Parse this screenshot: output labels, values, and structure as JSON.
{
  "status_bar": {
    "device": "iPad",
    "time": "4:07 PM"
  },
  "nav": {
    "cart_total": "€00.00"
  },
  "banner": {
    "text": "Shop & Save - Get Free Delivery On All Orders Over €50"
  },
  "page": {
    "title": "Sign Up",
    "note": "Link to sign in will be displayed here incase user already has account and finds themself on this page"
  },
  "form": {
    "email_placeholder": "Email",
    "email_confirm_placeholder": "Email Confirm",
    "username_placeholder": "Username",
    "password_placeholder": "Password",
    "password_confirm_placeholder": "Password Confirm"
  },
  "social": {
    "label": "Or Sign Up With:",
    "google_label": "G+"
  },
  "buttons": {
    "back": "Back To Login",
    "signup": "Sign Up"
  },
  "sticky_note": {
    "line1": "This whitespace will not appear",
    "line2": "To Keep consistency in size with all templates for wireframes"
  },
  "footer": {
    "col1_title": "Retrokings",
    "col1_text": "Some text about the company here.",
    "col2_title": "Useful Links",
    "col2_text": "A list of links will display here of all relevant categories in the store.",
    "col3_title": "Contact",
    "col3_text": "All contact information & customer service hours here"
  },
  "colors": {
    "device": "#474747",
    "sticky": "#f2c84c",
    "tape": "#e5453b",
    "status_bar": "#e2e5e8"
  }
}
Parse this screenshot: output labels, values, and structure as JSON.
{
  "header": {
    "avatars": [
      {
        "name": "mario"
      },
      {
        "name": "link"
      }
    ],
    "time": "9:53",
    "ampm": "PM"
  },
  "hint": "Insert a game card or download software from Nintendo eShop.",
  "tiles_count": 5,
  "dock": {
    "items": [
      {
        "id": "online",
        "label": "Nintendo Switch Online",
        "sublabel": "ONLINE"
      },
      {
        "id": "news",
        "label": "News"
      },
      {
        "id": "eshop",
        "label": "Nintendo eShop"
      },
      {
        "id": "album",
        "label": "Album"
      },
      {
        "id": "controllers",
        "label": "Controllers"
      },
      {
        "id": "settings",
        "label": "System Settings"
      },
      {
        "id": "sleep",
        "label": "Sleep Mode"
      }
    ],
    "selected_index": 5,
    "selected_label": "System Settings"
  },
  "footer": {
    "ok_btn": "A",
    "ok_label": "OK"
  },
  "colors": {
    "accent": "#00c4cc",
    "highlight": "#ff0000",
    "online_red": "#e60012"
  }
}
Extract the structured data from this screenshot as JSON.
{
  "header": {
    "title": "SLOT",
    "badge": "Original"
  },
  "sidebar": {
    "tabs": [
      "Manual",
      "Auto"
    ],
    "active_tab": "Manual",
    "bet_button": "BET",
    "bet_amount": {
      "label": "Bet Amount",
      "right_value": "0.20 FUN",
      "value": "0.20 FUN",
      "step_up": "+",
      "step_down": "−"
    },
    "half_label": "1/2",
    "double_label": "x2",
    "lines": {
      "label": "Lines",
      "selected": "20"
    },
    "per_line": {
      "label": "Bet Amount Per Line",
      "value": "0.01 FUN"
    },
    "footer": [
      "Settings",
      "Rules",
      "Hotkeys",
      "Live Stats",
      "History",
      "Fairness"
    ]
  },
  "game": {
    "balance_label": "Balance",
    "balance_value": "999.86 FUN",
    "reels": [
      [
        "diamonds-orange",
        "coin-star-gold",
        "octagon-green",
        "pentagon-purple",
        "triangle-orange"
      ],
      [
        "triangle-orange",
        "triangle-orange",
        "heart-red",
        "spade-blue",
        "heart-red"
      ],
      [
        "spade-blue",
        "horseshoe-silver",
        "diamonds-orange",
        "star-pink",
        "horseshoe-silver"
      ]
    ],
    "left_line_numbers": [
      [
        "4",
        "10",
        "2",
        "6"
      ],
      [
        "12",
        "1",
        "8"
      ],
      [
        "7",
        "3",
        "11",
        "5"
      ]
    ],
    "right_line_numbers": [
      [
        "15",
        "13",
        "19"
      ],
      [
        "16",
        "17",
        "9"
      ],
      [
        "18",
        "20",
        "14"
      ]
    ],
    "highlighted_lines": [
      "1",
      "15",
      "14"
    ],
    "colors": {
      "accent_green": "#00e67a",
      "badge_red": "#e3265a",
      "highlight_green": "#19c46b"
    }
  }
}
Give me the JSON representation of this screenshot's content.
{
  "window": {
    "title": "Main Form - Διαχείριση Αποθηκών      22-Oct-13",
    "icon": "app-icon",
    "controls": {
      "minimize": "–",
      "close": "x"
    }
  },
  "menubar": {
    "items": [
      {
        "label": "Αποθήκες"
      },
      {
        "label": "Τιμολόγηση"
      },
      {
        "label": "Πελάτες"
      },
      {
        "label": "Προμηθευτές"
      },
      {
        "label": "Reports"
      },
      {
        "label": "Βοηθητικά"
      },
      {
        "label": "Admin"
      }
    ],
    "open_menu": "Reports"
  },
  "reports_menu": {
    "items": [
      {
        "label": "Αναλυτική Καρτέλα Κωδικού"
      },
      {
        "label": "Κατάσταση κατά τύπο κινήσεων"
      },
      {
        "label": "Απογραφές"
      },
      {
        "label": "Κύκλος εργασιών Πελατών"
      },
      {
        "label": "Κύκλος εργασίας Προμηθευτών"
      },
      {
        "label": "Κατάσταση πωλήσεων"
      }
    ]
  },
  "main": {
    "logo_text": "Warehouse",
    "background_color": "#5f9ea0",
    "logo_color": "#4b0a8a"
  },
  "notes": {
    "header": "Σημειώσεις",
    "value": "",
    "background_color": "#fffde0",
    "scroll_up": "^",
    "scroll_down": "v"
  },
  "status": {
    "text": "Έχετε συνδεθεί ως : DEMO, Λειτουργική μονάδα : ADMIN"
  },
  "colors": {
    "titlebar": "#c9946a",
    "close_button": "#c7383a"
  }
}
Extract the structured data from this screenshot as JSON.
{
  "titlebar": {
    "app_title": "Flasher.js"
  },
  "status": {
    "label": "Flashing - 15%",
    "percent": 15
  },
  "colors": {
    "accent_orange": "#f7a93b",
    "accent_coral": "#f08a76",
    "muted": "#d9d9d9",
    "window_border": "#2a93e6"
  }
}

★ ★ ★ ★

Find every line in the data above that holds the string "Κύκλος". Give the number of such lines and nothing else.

◆ **TASK RESPONSE**: 2